[Data records for software interfaces]
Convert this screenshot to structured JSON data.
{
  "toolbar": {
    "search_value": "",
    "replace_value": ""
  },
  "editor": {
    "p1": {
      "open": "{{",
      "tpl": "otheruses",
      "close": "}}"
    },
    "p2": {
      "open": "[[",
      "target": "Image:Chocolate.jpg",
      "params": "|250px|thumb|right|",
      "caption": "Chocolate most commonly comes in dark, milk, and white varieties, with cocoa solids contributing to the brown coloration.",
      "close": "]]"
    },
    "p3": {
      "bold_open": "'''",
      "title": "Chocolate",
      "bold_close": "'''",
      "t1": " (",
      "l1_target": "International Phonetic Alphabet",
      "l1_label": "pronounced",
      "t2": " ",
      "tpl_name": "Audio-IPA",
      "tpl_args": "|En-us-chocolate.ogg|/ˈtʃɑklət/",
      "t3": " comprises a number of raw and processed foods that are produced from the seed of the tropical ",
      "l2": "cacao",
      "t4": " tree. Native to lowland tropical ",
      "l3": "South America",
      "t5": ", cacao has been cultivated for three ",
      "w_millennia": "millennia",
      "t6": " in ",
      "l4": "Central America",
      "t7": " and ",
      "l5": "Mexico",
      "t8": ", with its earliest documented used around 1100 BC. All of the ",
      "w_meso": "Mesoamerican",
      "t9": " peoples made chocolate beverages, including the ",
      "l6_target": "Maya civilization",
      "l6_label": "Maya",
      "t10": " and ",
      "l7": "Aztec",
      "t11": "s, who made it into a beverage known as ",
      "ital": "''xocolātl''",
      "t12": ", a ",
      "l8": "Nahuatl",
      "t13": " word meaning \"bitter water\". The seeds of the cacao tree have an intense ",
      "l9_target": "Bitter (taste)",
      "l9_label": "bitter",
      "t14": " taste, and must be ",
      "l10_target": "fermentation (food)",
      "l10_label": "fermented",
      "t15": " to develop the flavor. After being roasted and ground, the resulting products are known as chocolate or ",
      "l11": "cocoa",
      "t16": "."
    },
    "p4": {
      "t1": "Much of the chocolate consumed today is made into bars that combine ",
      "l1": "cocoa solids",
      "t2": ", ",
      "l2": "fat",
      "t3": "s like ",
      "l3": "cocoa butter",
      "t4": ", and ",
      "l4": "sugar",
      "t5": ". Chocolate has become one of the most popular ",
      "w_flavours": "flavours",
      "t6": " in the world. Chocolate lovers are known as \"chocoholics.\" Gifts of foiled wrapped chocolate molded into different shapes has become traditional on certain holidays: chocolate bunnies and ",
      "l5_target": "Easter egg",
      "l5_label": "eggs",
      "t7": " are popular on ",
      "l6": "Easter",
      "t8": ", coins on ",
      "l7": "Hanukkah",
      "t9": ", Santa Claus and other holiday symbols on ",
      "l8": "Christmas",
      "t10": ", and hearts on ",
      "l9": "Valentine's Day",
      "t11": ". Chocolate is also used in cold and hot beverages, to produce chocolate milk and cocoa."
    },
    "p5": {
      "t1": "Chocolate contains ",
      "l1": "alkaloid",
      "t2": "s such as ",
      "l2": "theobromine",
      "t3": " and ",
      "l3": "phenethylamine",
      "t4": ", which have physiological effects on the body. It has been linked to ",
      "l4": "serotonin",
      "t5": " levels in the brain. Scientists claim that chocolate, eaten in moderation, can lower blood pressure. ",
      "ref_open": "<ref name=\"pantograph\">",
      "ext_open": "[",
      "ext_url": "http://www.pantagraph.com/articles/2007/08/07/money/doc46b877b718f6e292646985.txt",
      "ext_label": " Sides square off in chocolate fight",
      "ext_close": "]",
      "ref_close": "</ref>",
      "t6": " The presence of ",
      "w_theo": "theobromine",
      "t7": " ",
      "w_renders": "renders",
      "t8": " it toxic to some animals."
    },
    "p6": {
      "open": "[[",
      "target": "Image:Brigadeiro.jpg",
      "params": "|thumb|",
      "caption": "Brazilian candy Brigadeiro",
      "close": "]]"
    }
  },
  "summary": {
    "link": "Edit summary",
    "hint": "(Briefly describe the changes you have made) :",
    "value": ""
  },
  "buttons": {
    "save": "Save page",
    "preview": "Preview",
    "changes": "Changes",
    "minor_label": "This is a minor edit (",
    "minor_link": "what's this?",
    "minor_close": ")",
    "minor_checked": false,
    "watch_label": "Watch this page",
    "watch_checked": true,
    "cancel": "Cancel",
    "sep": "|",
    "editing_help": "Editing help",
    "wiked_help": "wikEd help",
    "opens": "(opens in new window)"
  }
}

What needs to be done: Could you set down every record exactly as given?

Exercise response:
Convert this screenshot to structured JSON data.
{
  "toolbar": {
    "search_value": "",
    "replace_value": ""
  },
  "editor": {
    "p1": {
      "open": "{{",
      "tpl": "otheruses",
      "close": "}}"
    },
    "p2": {
      "open": "[[",
      "target": "Image:Chocolate.jpg",
      "params": "|250px|thumb|right|",
      "caption": "Chocolate most commonly comes in dark, milk, and white varieties, with cocoa solids contributing to the brown coloration.",
      "close": "]]"
    },
    "p3": {
      "bold_open": "'''",
      "title": "Chocolate",
      "bold_close": "'''",
      "t1": " (",
      "l1_target": "International Phonetic Alphabet",
      "l1_label": "pronounced",
      "t2": " ",
      "tpl_name": "Audio-IPA",
      "tpl_args": "|En-us-chocolate.ogg|/ˈtʃɑklət/",
      "t3": " comprises a number of raw and processed foods that are produced from the seed of the tropical ",
      "l2": "cacao",
      "t4": " tree. Native to lowland tropical ",
      "l3": "South America",
      "t5": ", cacao has been cultivated for three ",
      "w_millennia": "millennia",
      "t6": " in ",
      "l4": "Central America",
      "t7": " and ",
      "l5": "Mexico",
      "t8": ", with its earliest documented used around 1100 BC. All of the ",
      "w_meso": "Mesoamerican",
      "t9": " peoples made chocolate beverages, including the ",
      "l6_target": "Maya civilization",
      "l6_label": "Maya",
      "t10": " and ",
      "l7": "Aztec",
      "t11": "s, who made it into a beverage known as ",
      "ital": "''xocolātl''",
      "t12": ", a ",
      "l8": "Nahuatl",
      "t13": " word meaning \"bitter water\". The seeds of the cacao tree have an intense ",
      "l9_target": "Bitter (taste)",
      "l9_label": "bitter",
      "t14": " taste, and must be ",
      "l10_target": "fermentation (food)",
      "l10_label": "fermented",
      "t15": " to develop the flavor. After being roasted and ground, the resulting products are known as chocolate or ",
      "l11": "cocoa",
      "t16": "."
    },
    "p4": {
      "t1": "Much of the chocolate consumed today is made into bars that combine ",
      "l1": "cocoa solids",
      "t2": ", ",
      "l2": "fat",
      "t3": "s like ",
      "l3": "cocoa butter",
      "t4": ", and ",
      "l4": "sugar",
      "t5": ". Chocolate has become one of the most popular ",
      "w_flavours": "flavours",
      "t6": " in the world. Chocolate lovers are known as \"chocoholics.\" Gifts of foiled wrapped chocolate molded into different shapes has become traditional on certain holidays: chocolate bunnies and ",
      "l5_target": "Easter egg",
      "l5_label": "eggs",
      "t7": " are popular on ",
      "l6": "Easter",
      "t8": ", coins on ",
      "l7": "Hanukkah",
      "t9": ", Santa Claus and other holiday symbols on ",
      "l8": "Christmas",
      "t10": ", and hearts on ",
      "l9": "Valentine's Day",
      "t11": ". Chocolate is also used in cold and hot beverages, to produce chocolate milk and cocoa."
    },
    "p5": {
      "t1": "Chocolate contains ",
      "l1": "alkaloid",
      "t2": "s such as ",
      "l2": "theobromine",
      "t3": " and ",
      "l3": "phenethylamine",
      "t4": ", which have physiological effects on the body. It has been linked to ",
      "l4": "serotonin",
      "t5": " levels in the brain. Scientists claim that chocolate, eaten in moderation, can lower blood pressure. ",
      "ref_open": "<ref name=\"pantograph\">",
      "ext_open": "[",
      "ext_url": "http://www.pantagraph.com/articles/2007/08/07/money/doc46b877b718f6e292646985.txt",
      "ext_label": " Sides square off in chocolate fight",
      "ext_close": "]",
      "ref_close": "</ref>",
      "t6": " The presence of ",
      "w_theo": "theobromine",
      "t7": " ",
      "w_renders": "renders",
      "t8": " it toxic to some animals."
    },
    "p6": {
      "open": "[[",
      "target": "Image:Brigadeiro.jpg",
      "params": "|thumb|",
      "caption": "Brazilian candy Brigadeiro",
      "close": "]]"
    }
  },
  "summary": {
    "link": "Edit summary",
    "hint": "(Briefly describe the changes you have made) :",
    "value": ""
  },
  "buttons": {
    "save": "Save page",
    "preview": "Preview",
    "changes": "Changes",
    "minor_label": "This is a minor edit (",
    "minor_link": "what's this?",
    "minor_close": ")",
    "minor_checked": false,
    "watch_label": "Watch this page",
    "watch_checked": true,
    "cancel": "Cancel",
    "sep": "|",
    "editing_help": "Editing help",
    "wiked_help": "wikEd help",
    "opens": "(opens in new window)"
  }
}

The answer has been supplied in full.